Farrell came from a distinguished Glasgow family – his father was the curator of the Trades House on Glassford Street. He initially studied civil engineering, and as an artist was self-taught, although he owes a debt to the advice and example of Muirhead Bone. By WWI he was developing a reputation as an up-and-coming etcher and watercolourist of portraits and topographical subjects. British Army records show that during the war he enlisted as a sapper, or military engineer, but was discharged due to ill health. The role of a war artist provided a route for him to reach the Front. Farrell made two trips as a war artist. In November 1917 he went to Flanders (northern Belgium) where he spent three weeks with the 15th, 16th and 17th battalions of the Highland Light Infantry. These were volunteer battalions raised by the Corporation of Glasgow and the Glasgow Chamber of Commerce. In late 1918 he spent two months attached to the 51st (Highland) Division in France. The division was mainly comprised of territorial battalions from Scottish regiments included the Royal Scots, Cameronians (Scottish Rifles), Black Watch, Seaforth Highlanders, Cameron Highlanders ,Gordon Highlanders and Argyll & Sutherland Highlanders. Many of the soldiers in the division came from Glasgow. In between, authorized by the Minister of Munitions and Admiralty, and supported by Glasgow’s Lord Provost, Farrell drew the heroic home effort of women in Glasgow’s munitions factories and engineering works.

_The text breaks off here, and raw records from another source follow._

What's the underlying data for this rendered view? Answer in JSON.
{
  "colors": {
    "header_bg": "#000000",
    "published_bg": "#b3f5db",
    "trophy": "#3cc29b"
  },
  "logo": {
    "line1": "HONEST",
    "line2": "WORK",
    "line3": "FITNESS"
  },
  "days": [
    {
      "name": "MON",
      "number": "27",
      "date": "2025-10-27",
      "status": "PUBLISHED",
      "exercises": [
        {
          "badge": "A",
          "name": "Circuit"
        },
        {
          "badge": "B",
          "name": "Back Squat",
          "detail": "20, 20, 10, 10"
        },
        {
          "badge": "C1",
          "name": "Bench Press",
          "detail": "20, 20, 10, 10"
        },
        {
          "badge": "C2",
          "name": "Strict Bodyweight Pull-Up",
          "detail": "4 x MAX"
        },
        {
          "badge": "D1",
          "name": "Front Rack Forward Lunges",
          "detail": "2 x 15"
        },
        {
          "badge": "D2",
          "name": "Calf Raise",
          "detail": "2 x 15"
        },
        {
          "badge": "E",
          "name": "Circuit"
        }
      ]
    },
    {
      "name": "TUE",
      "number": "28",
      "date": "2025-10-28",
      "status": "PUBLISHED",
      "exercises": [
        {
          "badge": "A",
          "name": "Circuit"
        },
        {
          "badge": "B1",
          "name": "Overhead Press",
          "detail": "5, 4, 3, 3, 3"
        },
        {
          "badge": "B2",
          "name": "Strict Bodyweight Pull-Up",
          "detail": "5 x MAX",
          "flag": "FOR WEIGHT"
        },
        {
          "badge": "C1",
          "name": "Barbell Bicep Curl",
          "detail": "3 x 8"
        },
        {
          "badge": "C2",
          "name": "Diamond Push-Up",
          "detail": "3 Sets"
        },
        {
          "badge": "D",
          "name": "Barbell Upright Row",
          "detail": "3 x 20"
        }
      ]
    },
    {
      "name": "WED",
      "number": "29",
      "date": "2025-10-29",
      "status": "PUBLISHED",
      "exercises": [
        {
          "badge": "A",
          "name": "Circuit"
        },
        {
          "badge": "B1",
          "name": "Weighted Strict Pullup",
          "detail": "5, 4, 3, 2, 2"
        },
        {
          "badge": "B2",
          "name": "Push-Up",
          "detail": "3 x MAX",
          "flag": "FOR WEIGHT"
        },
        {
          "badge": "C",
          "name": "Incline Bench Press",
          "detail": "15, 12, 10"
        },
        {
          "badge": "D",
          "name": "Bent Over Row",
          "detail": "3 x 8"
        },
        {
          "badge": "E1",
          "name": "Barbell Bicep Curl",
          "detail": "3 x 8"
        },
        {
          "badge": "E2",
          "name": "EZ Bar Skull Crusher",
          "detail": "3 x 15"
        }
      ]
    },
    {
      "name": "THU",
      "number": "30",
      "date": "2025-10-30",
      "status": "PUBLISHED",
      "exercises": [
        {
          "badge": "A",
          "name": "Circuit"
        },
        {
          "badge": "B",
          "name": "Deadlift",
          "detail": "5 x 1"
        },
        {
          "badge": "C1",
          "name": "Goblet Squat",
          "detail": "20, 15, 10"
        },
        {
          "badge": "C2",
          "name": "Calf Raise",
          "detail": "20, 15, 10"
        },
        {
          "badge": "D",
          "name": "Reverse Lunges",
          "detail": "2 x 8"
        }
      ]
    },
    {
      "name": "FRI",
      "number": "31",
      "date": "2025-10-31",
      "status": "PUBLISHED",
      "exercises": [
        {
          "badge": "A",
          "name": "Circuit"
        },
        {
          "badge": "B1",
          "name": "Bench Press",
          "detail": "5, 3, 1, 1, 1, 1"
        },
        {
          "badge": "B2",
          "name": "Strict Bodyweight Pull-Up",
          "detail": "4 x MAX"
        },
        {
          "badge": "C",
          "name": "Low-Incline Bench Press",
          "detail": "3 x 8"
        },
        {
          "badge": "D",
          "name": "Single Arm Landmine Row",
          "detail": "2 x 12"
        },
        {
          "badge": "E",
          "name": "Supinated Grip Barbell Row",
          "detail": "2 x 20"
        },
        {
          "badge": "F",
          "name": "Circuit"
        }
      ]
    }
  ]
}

As a former soldier, Farrell’s sketches and watercolours of the Front powerfully offer a landscape filtered and mediated through personal experience and emotion. Battle scenes and strategic deliberations are reconstructed, informed by first-hand accounts. Many include portraits of actual soldiers. There are poignant images of graves, devastated landscapes and destroyed churches. However, there are also scenes of reconstruction and renewed activity amid the desolation. As an artist, he is at his most dynamic in his drawings of the munitions factories which are full of noise, light and movement. In these there is a sense of joy and energy in industry and machinery, in patterning and design.
In 1920 Farrell’s war drawings were exhibited in the Banqueting Hall of the City Chambers and a limited edition publication, The 51st Division: War Sketches by Fred Farrell, was brought out with an introduction by the well-known journalist and writer Dr Neil Munro.
Exhibition catalogue - Now available
As in 1920, Glasgow Museums’ exhibition is accompanied by a catalogue of Farrell’s war drawings with essays providing historical context and highlighting the importance of this rare and singular collection. This publcation has been produced with Philip Wilson Publishers, and has been made possible by a grant from the Friends of Glasgow Museums.
It is priced at £14.99 and is available to purchase at the People's Palace along with other Glasgow Museums shops, or is available online from www.ibtauris.com